Records to process: Begin

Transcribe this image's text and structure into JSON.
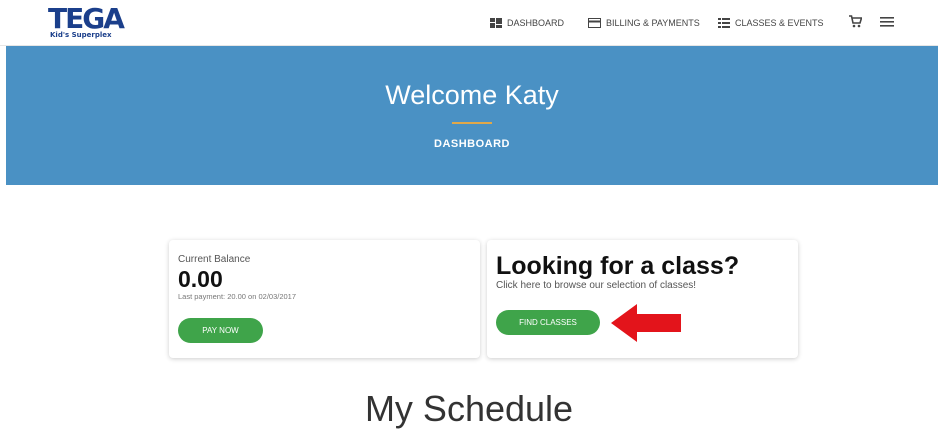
{
  "logo": {
    "main": "TEGA",
    "sub": "Kid's Superplex"
  },
  "nav": {
    "dashboard": "DASHBOARD",
    "billing": "BILLING & PAYMENTS",
    "classes": "CLASSES & EVENTS",
    "cart_icon": "cart-icon",
    "menu_icon": "hamburger-menu-icon"
  },
  "hero": {
    "title": "Welcome Katy",
    "subtitle": "DASHBOARD",
    "background": "#4a91c4",
    "divider_color": "#e0a84a"
  },
  "balance_card": {
    "label": "Current Balance",
    "amount": "0.00",
    "last_payment": "Last payment: 20.00 on 02/03/2017",
    "button": "PAY NOW"
  },
  "class_card": {
    "title": "Looking for a class?",
    "subtitle": "Click here to browse our selection of classes!",
    "button": "FIND CLASSES"
  },
  "schedule": {
    "title": "My Schedule"
  },
  "colors": {
    "button_green": "#3fa44a",
    "arrow_red": "#e3141b"
  }
}
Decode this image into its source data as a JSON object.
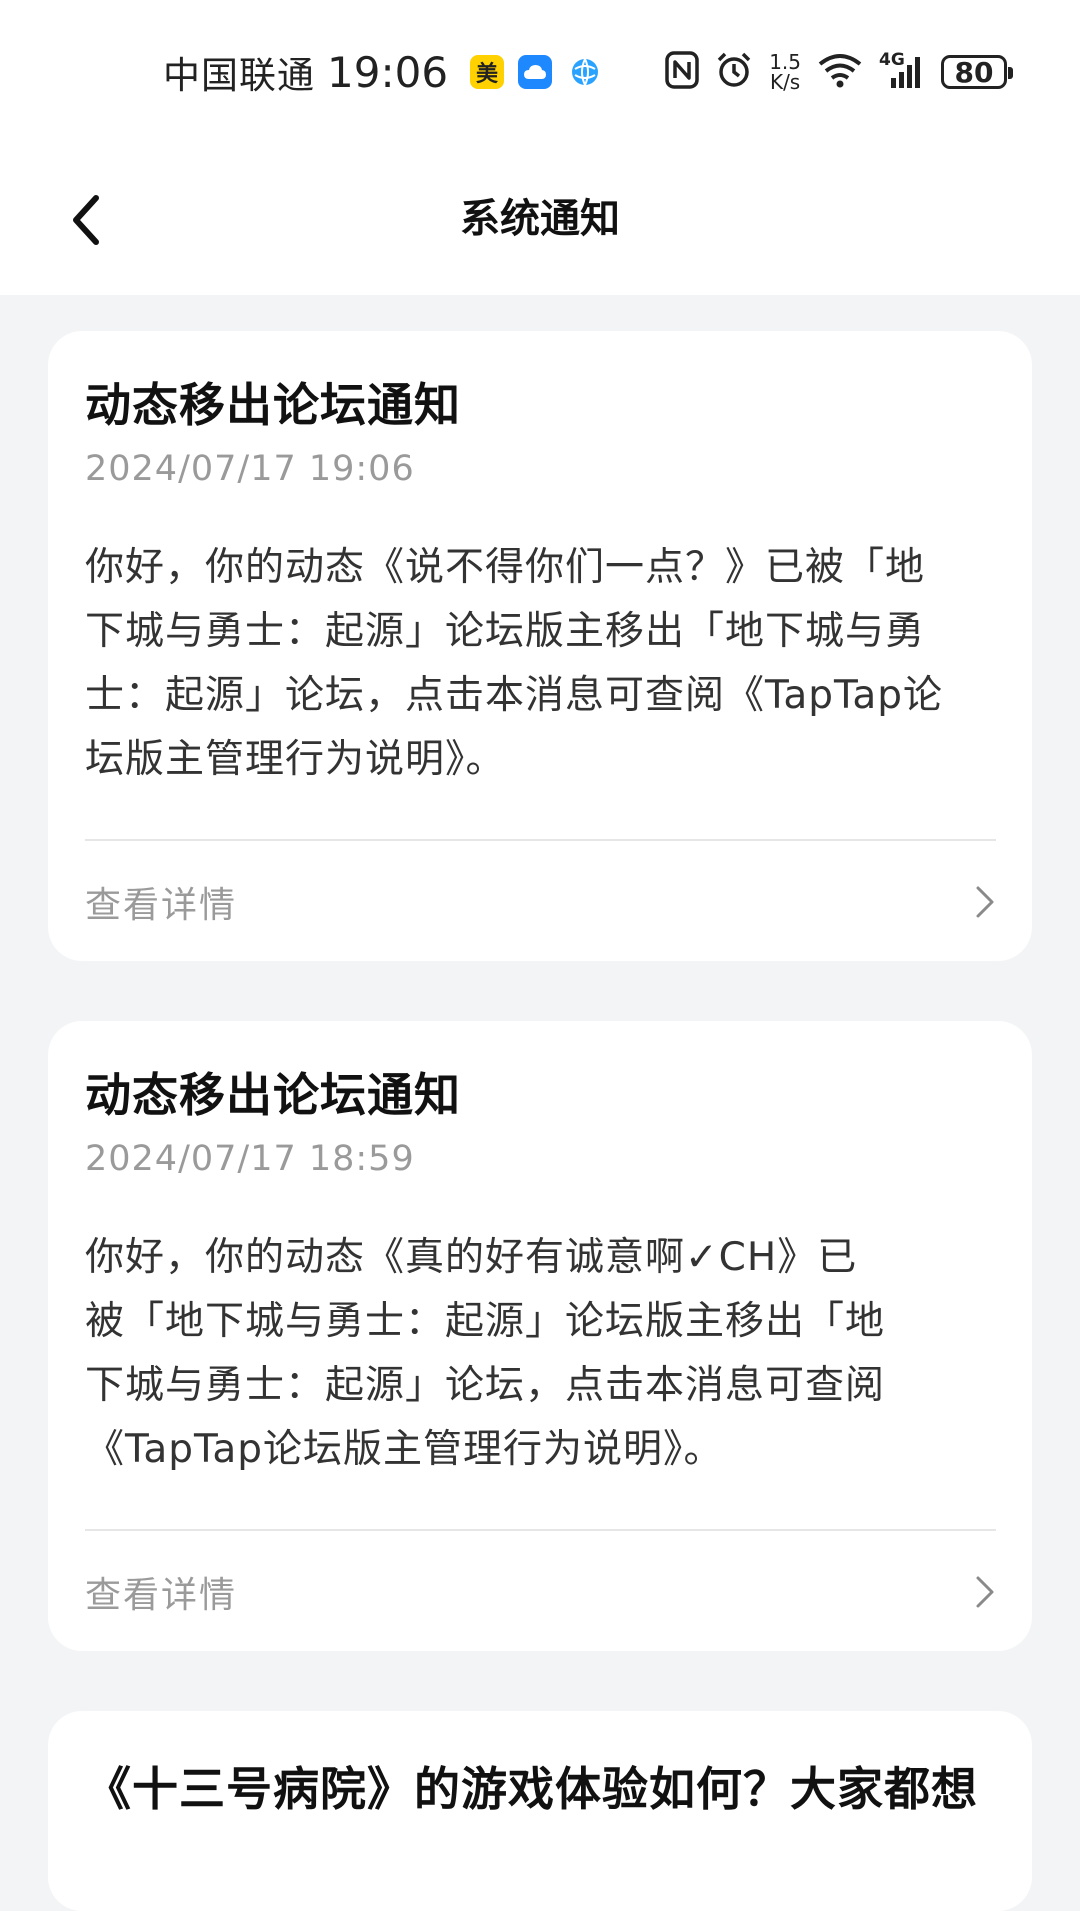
{
  "status_bar": {
    "carrier": "中国联通",
    "time": "19:06",
    "app_badge_label": "美",
    "net_speed_value": "1.5",
    "net_speed_unit": "K/s",
    "network_type": "4G",
    "battery": "80",
    "icons": [
      "meituan-app-icon",
      "cloud-app-icon",
      "browser-app-icon",
      "nfc-icon",
      "alarm-icon",
      "wifi-icon",
      "signal-icon",
      "battery-icon"
    ],
    "colors": {
      "meituan": "#ffd100",
      "cloud": "#1e88ff",
      "browser": "#29a3ff"
    }
  },
  "header": {
    "title": "系统通知",
    "back_icon": "chevron-left-icon"
  },
  "notifications": [
    {
      "title": "动态移出论坛通知",
      "date": "2024/07/17 19:06",
      "body_lines": [
        "你好，你的动态《说不得你们一点？》已被「地",
        "下城与勇士：起源」论坛版主移出「地下城与勇",
        "士：起源」论坛，点击本消息可查阅《TapTap论",
        "坛版主管理行为说明》。"
      ],
      "action_label": "查看详情"
    },
    {
      "title": "动态移出论坛通知",
      "date": "2024/07/17 18:59",
      "body_lines": [
        "你好，你的动态《真的好有诚意啊✓CH》已",
        "被「地下城与勇士：起源」论坛版主移出「地",
        "下城与勇士：起源」论坛，点击本消息可查阅",
        "《TapTap论坛版主管理行为说明》。"
      ],
      "action_label": "查看详情"
    },
    {
      "title": "《十三号病院》的游戏体验如何？大家都想"
    }
  ],
  "colors": {
    "page_background": "#f3f4f6",
    "card_background": "#ffffff",
    "secondary_text": "#9a9a9a"
  }
}
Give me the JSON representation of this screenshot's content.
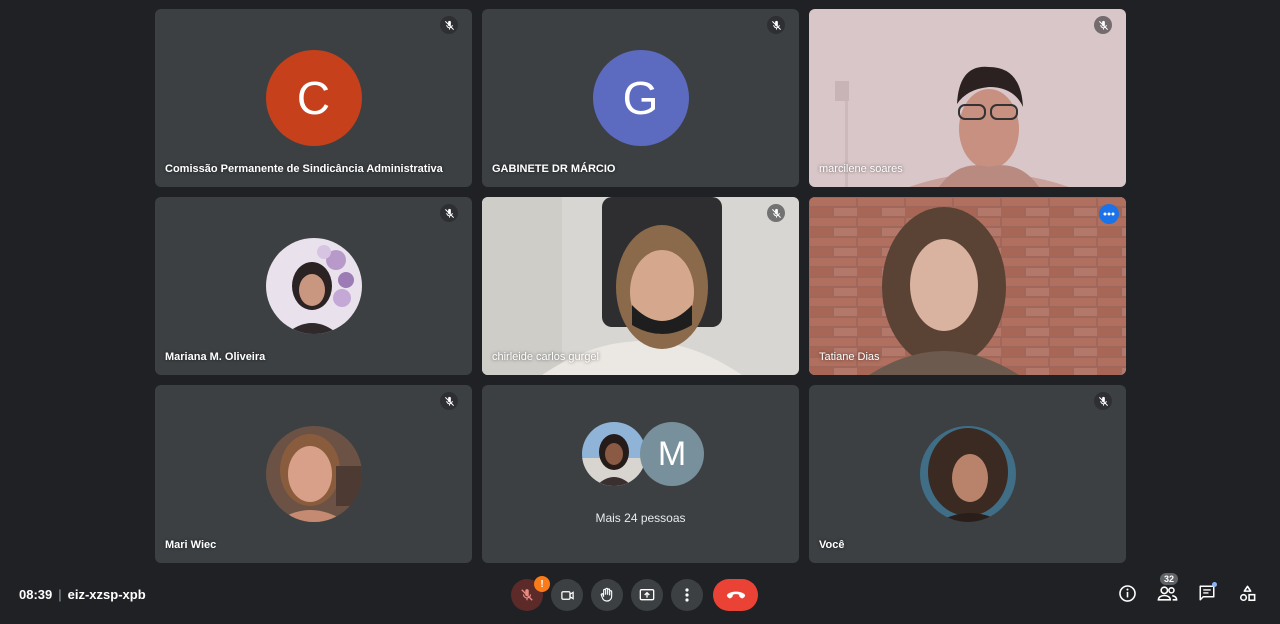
{
  "participants": [
    {
      "name": "Comissão Permanente de Sindicância Administrativa",
      "initial": "C",
      "avatar_color": "#c5401b"
    },
    {
      "name": "GABINETE DR MÁRCIO",
      "initial": "G",
      "avatar_color": "#5c6bc0"
    },
    {
      "name": "marcilene soares"
    },
    {
      "name": "Mariana M. Oliveira"
    },
    {
      "name": "chirleide carlos gurgel"
    },
    {
      "name": "Tatiane Dias"
    },
    {
      "name": "Mari Wiec"
    },
    {
      "more_label": "Mais 24 pessoas",
      "initial": "M",
      "avatar_color": "#78909c"
    },
    {
      "name": "Você"
    }
  ],
  "meeting": {
    "time": "08:39",
    "code": "eiz-xzsp-xpb"
  },
  "participant_count": "32",
  "controls": {
    "mic": "mic-off-icon",
    "camera": "camera-icon",
    "hand": "raise-hand-icon",
    "present": "present-icon",
    "more": "more-options-icon",
    "end": "end-call-icon",
    "warning": "!"
  },
  "colors": {
    "background": "#202124",
    "tile": "#3c4043",
    "end_call": "#ea4335",
    "active_border": "#8ab4f8"
  }
}
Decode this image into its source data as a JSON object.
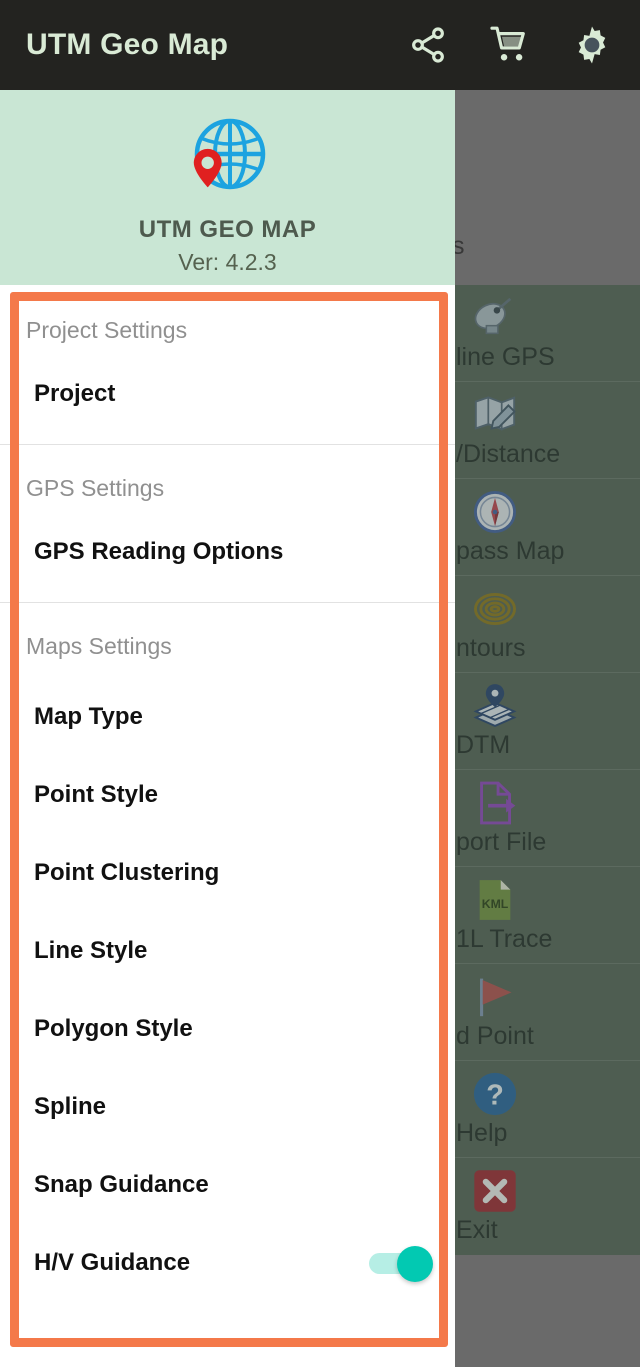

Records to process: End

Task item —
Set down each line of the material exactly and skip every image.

The completed task —
Transcribe this image's text and structure into JSON.
{
  "logo": {
    "main": "TEGA",
    "sub": "Kid's Superplex"
  },
  "nav": {
    "dashboard": "DASHBOARD",
    "billing": "BILLING & PAYMENTS",
    "classes": "CLASSES & EVENTS",
    "cart_icon": "cart-icon",
    "menu_icon": "hamburger-menu-icon"
  },
  "hero": {
    "title": "Welcome Katy",
    "subtitle": "DASHBOARD",
    "background": "#4a91c4",
    "divider_color": "#e0a84a"
  },
  "balance_card": {
    "label": "Current Balance",
    "amount": "0.00",
    "last_payment": "Last payment: 20.00 on 02/03/2017",
    "button": "PAY NOW"
  },
  "class_card": {
    "title": "Looking for a class?",
    "subtitle": "Click here to browse our selection of classes!",
    "button": "FIND CLASSES"
  },
  "schedule": {
    "title": "My Schedule"
  },
  "colors": {
    "button_green": "#3fa44a",
    "arrow_red": "#e3141b"
  }
}
Decode this image into its source data as a JSON object.
{
  "status_bar": {
    "carrier": "中国联通",
    "time": "19:06",
    "app_badge_label": "美",
    "net_speed_value": "1.5",
    "net_speed_unit": "K/s",
    "network_type": "4G",
    "battery": "80",
    "icons": [
      "meituan-app-icon",
      "cloud-app-icon",
      "browser-app-icon",
      "nfc-icon",
      "alarm-icon",
      "wifi-icon",
      "signal-icon",
      "battery-icon"
    ],
    "colors": {
      "meituan": "#ffd100",
      "cloud": "#1e88ff",
      "browser": "#29a3ff"
    }
  },
  "header": {
    "title": "系统通知",
    "back_icon": "chevron-left-icon"
  },
  "notifications": [
    {
      "title": "动态移出论坛通知",
      "date": "2024/07/17 19:06",
      "body_lines": [
        "你好，你的动态《说不得你们一点？》已被「地",
        "下城与勇士：起源」论坛版主移出「地下城与勇",
        "士：起源」论坛，点击本消息可查阅《TapTap论",
        "坛版主管理行为说明》。"
      ],
      "action_label": "查看详情"
    },
    {
      "title": "动态移出论坛通知",
      "date": "2024/07/17 18:59",
      "body_lines": [
        "你好，你的动态《真的好有诚意啊✓CH》已",
        "被「地下城与勇士：起源」论坛版主移出「地",
        "下城与勇士：起源」论坛，点击本消息可查阅",
        "《TapTap论坛版主管理行为说明》。"
      ],
      "action_label": "查看详情"
    },
    {
      "title": "《十三号病院》的游戏体验如何？大家都想"
    }
  ],
  "colors": {
    "page_background": "#f3f4f6",
    "card_background": "#ffffff",
    "secondary_text": "#9a9a9a"
  }
}
Give me the JSON representation of this screenshot's content.
{
  "participants": [
    {
      "name": "Comissão Permanente de Sindicância Administrativa",
      "initial": "C",
      "avatar_color": "#c5401b"
    },
    {
      "name": "GABINETE DR MÁRCIO",
      "initial": "G",
      "avatar_color": "#5c6bc0"
    },
    {
      "name": "marcilene soares"
    },
    {
      "name": "Mariana M. Oliveira"
    },
    {
      "name": "chirleide carlos gurgel"
    },
    {
      "name": "Tatiane Dias"
    },
    {
      "name": "Mari Wiec"
    },
    {
      "more_label": "Mais 24 pessoas",
      "initial": "M",
      "avatar_color": "#78909c"
    },
    {
      "name": "Você"
    }
  ],
  "meeting": {
    "time": "08:39",
    "code": "eiz-xzsp-xpb"
  },
  "participant_count": "32",
  "controls": {
    "mic": "mic-off-icon",
    "camera": "camera-icon",
    "hand": "raise-hand-icon",
    "present": "present-icon",
    "more": "more-options-icon",
    "end": "end-call-icon",
    "warning": "!"
  },
  "colors": {
    "background": "#202124",
    "tile": "#3c4043",
    "end_call": "#ea4335",
    "active_border": "#8ab4f8"
  }
}
Decode this image into its source data as a JSON object.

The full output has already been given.